**Required work**
A line belongs in the answer only if it contains the word "تاریخ"; copy every such line from the listing below.

**Supplied material**
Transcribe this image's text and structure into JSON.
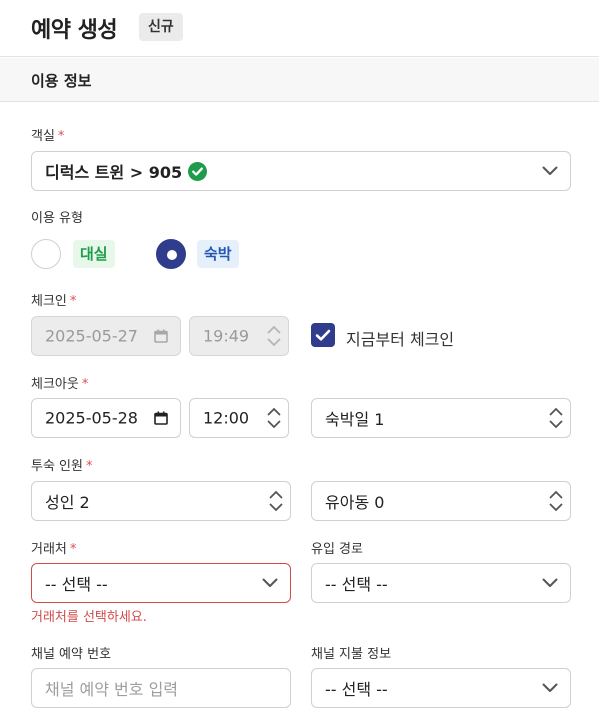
{
  "header": {
    "title": "예약 생성",
    "badge": "신규"
  },
  "section": {
    "title": "이용 정보"
  },
  "room": {
    "label": "객실",
    "required_mark": "*",
    "value": "디럭스 트윈 > 905"
  },
  "usage_type": {
    "label": "이용 유형",
    "options": [
      {
        "label": "대실",
        "selected": false,
        "color": "#1e9c4b",
        "bg": "#e7f7ea"
      },
      {
        "label": "숙박",
        "selected": true,
        "color": "#2456b8",
        "bg": "#e6f0fb"
      }
    ]
  },
  "checkin": {
    "label": "체크인",
    "required_mark": "*",
    "date": "2025-05-27",
    "time": "19:49",
    "now_label": "지금부터 체크인",
    "now_checked": true
  },
  "checkout": {
    "label": "체크아웃",
    "required_mark": "*",
    "date": "2025-05-28",
    "time": "12:00",
    "nights": "숙박일 1"
  },
  "guests": {
    "label": "투숙 인원",
    "required_mark": "*",
    "adults": "성인 2",
    "children": "유아동 0"
  },
  "partner": {
    "label": "거래처",
    "required_mark": "*",
    "value": "-- 선택 --",
    "error": "거래처를 선택하세요."
  },
  "inflow": {
    "label": "유입 경로",
    "value": "-- 선택 --"
  },
  "channel_no": {
    "label": "채널 예약 번호",
    "placeholder": "채널 예약 번호 입력"
  },
  "channel_pay": {
    "label": "채널 지불 정보",
    "value": "-- 선택 --"
  },
  "colors": {
    "primary": "#2f3d8c",
    "error": "#d24a4a",
    "verified": "#1e9c4b"
  }
}
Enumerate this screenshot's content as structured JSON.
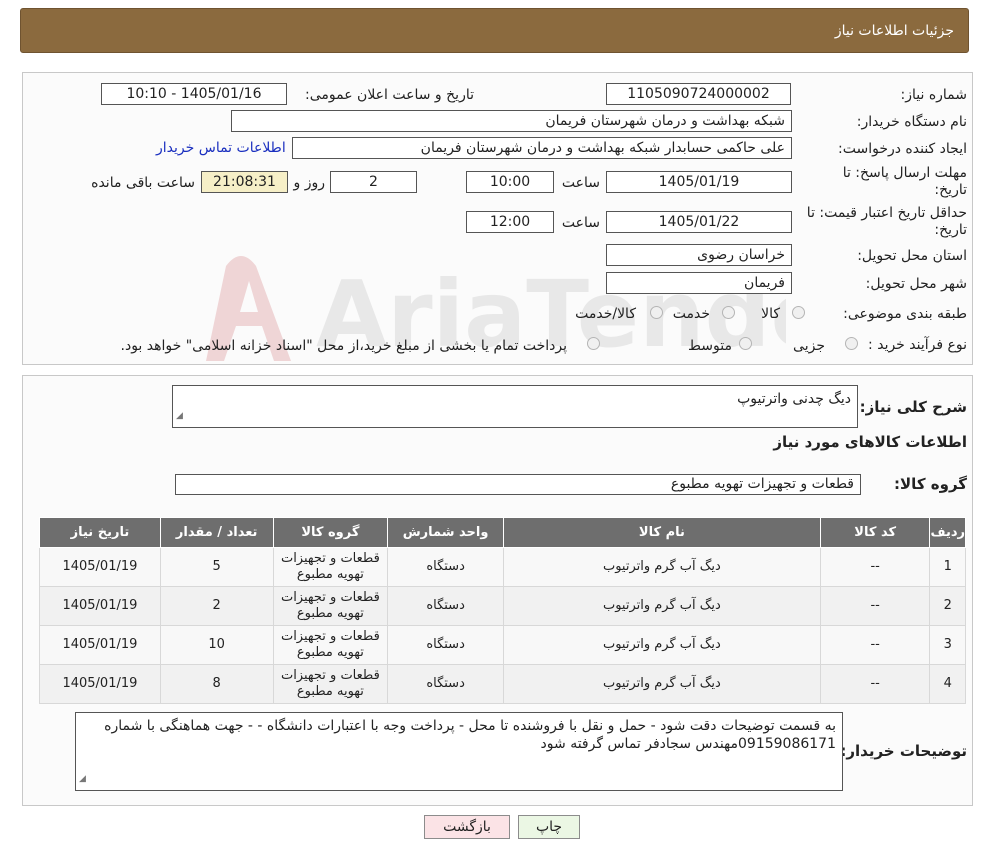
{
  "header": {
    "title": "جزئیات اطلاعات نیاز"
  },
  "fields": {
    "need_number_label": "شماره نیاز:",
    "need_number": "1105090724000002",
    "announce_label": "تاریخ و ساعت اعلان عمومی:",
    "announce_value": "1405/01/16 - 10:10",
    "buyer_org_label": "نام دستگاه خریدار:",
    "buyer_org": "شبکه بهداشت و درمان شهرستان فریمان",
    "creator_label": "ایجاد کننده درخواست:",
    "creator": "علی حاکمی حسابدار شبکه بهداشت و درمان شهرستان فریمان",
    "contact_link": "اطلاعات تماس خریدار",
    "deadline_label": "مهلت ارسال پاسخ: تا تاریخ:",
    "deadline_date": "1405/01/19",
    "time_label": "ساعت",
    "deadline_time": "10:00",
    "days": "2",
    "days_label": "روز و",
    "remaining": "21:08:31",
    "remaining_label": "ساعت باقی مانده",
    "validity_label": "حداقل تاریخ اعتبار قیمت: تا تاریخ:",
    "validity_date": "1405/01/22",
    "validity_time": "12:00",
    "province_label": "استان محل تحویل:",
    "province": "خراسان رضوی",
    "city_label": "شهر محل تحویل:",
    "city": "فریمان",
    "category_label": "طبقه بندی موضوعی:",
    "category_options": [
      "کالا",
      "خدمت",
      "کالا/خدمت"
    ],
    "process_label": "نوع فرآیند خرید :",
    "process_options": [
      "جزیی",
      "متوسط"
    ],
    "process_note": "پرداخت تمام یا بخشی از مبلغ خرید،از محل \"اسناد خزانه اسلامی\" خواهد بود."
  },
  "details": {
    "summary_label": "شرح کلی نیاز:",
    "summary": "دیگ چدنی واترتیوپ",
    "goods_info_title": "اطلاعات کالاهای مورد نیاز",
    "goods_group_label": "گروه کالا:",
    "goods_group": "قطعات و تجهیزات تهویه مطبوع",
    "buyer_notes_label": "توضیحات خریدار:",
    "buyer_notes": "به قسمت توضیحات  دقت شود - حمل و نقل با فروشنده تا محل  - پرداخت وجه  با اعتبارات دانشگاه -  - جهت هماهنگی با شماره 09159086171مهندس سجادفر تماس گرفته شود"
  },
  "table": {
    "headers": [
      "ردیف",
      "کد کالا",
      "نام کالا",
      "واحد شمارش",
      "گروه کالا",
      "تعداد / مقدار",
      "تاریخ نیاز"
    ],
    "rows": [
      [
        "1",
        "--",
        "دیگ آب گرم واترتیوب",
        "دستگاه",
        "قطعات و تجهیزات تهویه مطبوع",
        "5",
        "1405/01/19"
      ],
      [
        "2",
        "--",
        "دیگ آب گرم واترتیوب",
        "دستگاه",
        "قطعات و تجهیزات تهویه مطبوع",
        "2",
        "1405/01/19"
      ],
      [
        "3",
        "--",
        "دیگ آب گرم واترتیوب",
        "دستگاه",
        "قطعات و تجهیزات تهویه مطبوع",
        "10",
        "1405/01/19"
      ],
      [
        "4",
        "--",
        "دیگ آب گرم واترتیوب",
        "دستگاه",
        "قطعات و تجهیزات تهویه مطبوع",
        "8",
        "1405/01/19"
      ]
    ]
  },
  "buttons": {
    "print": "چاپ",
    "back": "بازگشت"
  },
  "watermark": "AriaTender.neT",
  "colors": {
    "header_bg": "#8b6a3e",
    "table_header_bg": "#6e6e6e",
    "link": "#1a2fbf",
    "back_button_bg": "#fbe3e6",
    "print_button_bg": "#ebf7e4",
    "remaining_bg": "#f6efc7"
  }
}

**Task response**
    "announce_label": "تاریخ و ساعت اعلان عمومی:",
    "deadline_label": "مهلت ارسال پاسخ: تا تاریخ:",
    "validity_label": "حداقل تاریخ اعتبار قیمت: تا تاریخ:",
      "تاریخ نیاز"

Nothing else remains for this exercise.